App and web page records
# # # # #
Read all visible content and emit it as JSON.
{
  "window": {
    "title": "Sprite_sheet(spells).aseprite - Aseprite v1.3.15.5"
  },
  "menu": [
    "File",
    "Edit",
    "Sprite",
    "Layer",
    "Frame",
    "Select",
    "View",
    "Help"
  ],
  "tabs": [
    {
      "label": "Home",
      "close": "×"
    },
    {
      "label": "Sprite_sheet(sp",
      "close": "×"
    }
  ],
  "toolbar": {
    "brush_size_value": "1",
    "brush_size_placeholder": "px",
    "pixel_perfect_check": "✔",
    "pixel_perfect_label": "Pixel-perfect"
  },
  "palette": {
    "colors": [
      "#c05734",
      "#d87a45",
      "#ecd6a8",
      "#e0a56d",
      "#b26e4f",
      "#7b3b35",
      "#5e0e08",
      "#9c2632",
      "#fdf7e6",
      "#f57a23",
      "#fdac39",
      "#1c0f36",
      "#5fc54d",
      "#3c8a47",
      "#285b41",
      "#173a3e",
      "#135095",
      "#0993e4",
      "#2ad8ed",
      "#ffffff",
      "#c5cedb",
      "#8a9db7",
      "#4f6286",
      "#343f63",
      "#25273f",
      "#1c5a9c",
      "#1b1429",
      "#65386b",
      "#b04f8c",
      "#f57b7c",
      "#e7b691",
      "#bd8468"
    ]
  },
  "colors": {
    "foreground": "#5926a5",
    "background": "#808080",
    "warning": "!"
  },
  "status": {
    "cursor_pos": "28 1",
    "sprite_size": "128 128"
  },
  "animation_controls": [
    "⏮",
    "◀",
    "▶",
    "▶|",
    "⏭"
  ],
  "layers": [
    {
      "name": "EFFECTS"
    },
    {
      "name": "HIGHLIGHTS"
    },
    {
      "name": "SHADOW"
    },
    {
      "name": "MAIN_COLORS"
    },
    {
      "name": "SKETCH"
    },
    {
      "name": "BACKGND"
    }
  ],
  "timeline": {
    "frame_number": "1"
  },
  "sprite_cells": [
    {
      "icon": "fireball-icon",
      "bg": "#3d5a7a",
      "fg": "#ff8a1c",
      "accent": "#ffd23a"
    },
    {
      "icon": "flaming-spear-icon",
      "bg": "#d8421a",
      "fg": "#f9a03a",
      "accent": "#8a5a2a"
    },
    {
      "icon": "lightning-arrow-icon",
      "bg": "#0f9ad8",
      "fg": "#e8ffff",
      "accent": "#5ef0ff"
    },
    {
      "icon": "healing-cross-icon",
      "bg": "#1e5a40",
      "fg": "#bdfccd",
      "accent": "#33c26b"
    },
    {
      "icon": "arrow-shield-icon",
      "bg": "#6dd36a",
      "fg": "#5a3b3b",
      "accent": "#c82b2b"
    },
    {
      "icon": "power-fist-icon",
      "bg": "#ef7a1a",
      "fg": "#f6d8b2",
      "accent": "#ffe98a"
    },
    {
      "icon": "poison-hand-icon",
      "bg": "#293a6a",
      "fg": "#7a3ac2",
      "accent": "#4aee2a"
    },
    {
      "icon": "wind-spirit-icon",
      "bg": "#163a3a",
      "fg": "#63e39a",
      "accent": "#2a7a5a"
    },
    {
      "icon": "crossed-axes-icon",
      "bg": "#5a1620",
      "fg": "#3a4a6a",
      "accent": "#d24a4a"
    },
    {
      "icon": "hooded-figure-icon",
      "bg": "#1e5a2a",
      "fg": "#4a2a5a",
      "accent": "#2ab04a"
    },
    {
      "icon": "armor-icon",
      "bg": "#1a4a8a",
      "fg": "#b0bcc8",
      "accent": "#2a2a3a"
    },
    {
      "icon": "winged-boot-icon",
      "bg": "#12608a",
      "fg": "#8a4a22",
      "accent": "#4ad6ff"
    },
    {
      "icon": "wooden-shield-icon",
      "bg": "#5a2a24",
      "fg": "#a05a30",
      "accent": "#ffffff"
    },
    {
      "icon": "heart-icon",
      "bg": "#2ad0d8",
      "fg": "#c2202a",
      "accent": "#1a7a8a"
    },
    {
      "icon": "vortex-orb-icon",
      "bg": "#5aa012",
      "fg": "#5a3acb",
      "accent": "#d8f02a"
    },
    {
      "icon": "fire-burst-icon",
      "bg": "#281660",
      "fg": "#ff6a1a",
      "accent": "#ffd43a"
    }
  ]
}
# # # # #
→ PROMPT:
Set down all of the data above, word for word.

→ RESULT OF THIS EXERCISE:
Read all visible content and emit it as JSON.
{
  "window": {
    "title": "Sprite_sheet(spells).aseprite - Aseprite v1.3.15.5"
  },
  "menu": [
    "File",
    "Edit",
    "Sprite",
    "Layer",
    "Frame",
    "Select",
    "View",
    "Help"
  ],
  "tabs": [
    {
      "label": "Home",
      "close": "×"
    },
    {
      "label": "Sprite_sheet(sp",
      "close": "×"
    }
  ],
  "toolbar": {
    "brush_size_value": "1",
    "brush_size_placeholder": "px",
    "pixel_perfect_check": "✔",
    "pixel_perfect_label": "Pixel-perfect"
  },
  "palette": {
    "colors": [
      "#c05734",
      "#d87a45",
      "#ecd6a8",
      "#e0a56d",
      "#b26e4f",
      "#7b3b35",
      "#5e0e08",
      "#9c2632",
      "#fdf7e6",
      "#f57a23",
      "#fdac39",
      "#1c0f36",
      "#5fc54d",
      "#3c8a47",
      "#285b41",
      "#173a3e",
      "#135095",
      "#0993e4",
      "#2ad8ed",
      "#ffffff",
      "#c5cedb",
      "#8a9db7",
      "#4f6286",
      "#343f63",
      "#25273f",
      "#1c5a9c",
      "#1b1429",
      "#65386b",
      "#b04f8c",
      "#f57b7c",
      "#e7b691",
      "#bd8468"
    ]
  },
  "colors": {
    "foreground": "#5926a5",
    "background": "#808080",
    "warning": "!"
  },
  "status": {
    "cursor_pos": "28 1",
    "sprite_size": "128 128"
  },
  "animation_controls": [
    "⏮",
    "◀",
    "▶",
    "▶|",
    "⏭"
  ],
  "layers": [
    {
      "name": "EFFECTS"
    },
    {
      "name": "HIGHLIGHTS"
    },
    {
      "name": "SHADOW"
    },
    {
      "name": "MAIN_COLORS"
    },
    {
      "name": "SKETCH"
    },
    {
      "name": "BACKGND"
    }
  ],
  "timeline": {
    "frame_number": "1"
  },
  "sprite_cells": [
    {
      "icon": "fireball-icon",
      "bg": "#3d5a7a",
      "fg": "#ff8a1c",
      "accent": "#ffd23a"
    },
    {
      "icon": "flaming-spear-icon",
      "bg": "#d8421a",
      "fg": "#f9a03a",
      "accent": "#8a5a2a"
    },
    {
      "icon": "lightning-arrow-icon",
      "bg": "#0f9ad8",
      "fg": "#e8ffff",
      "accent": "#5ef0ff"
    },
    {
      "icon": "healing-cross-icon",
      "bg": "#1e5a40",
      "fg": "#bdfccd",
      "accent": "#33c26b"
    },
    {
      "icon": "arrow-shield-icon",
      "bg": "#6dd36a",
      "fg": "#5a3b3b",
      "accent": "#c82b2b"
    },
    {
      "icon": "power-fist-icon",
      "bg": "#ef7a1a",
      "fg": "#f6d8b2",
      "accent": "#ffe98a"
    },
    {
      "icon": "poison-hand-icon",
      "bg": "#293a6a",
      "fg": "#7a3ac2",
      "accent": "#4aee2a"
    },
    {
      "icon": "wind-spirit-icon",
      "bg": "#163a3a",
      "fg": "#63e39a",
      "accent": "#2a7a5a"
    },
    {
      "icon": "crossed-axes-icon",
      "bg": "#5a1620",
      "fg": "#3a4a6a",
      "accent": "#d24a4a"
    },
    {
      "icon": "hooded-figure-icon",
      "bg": "#1e5a2a",
      "fg": "#4a2a5a",
      "accent": "#2ab04a"
    },
    {
      "icon": "armor-icon",
      "bg": "#1a4a8a",
      "fg": "#b0bcc8",
      "accent": "#2a2a3a"
    },
    {
      "icon": "winged-boot-icon",
      "bg": "#12608a",
      "fg": "#8a4a22",
      "accent": "#4ad6ff"
    },
    {
      "icon": "wooden-shield-icon",
      "bg": "#5a2a24",
      "fg": "#a05a30",
      "accent": "#ffffff"
    },
    {
      "icon": "heart-icon",
      "bg": "#2ad0d8",
      "fg": "#c2202a",
      "accent": "#1a7a8a"
    },
    {
      "icon": "vortex-orb-icon",
      "bg": "#5aa012",
      "fg": "#5a3acb",
      "accent": "#d8f02a"
    },
    {
      "icon": "fire-burst-icon",
      "bg": "#281660",
      "fg": "#ff6a1a",
      "accent": "#ffd43a"
    }
  ]
}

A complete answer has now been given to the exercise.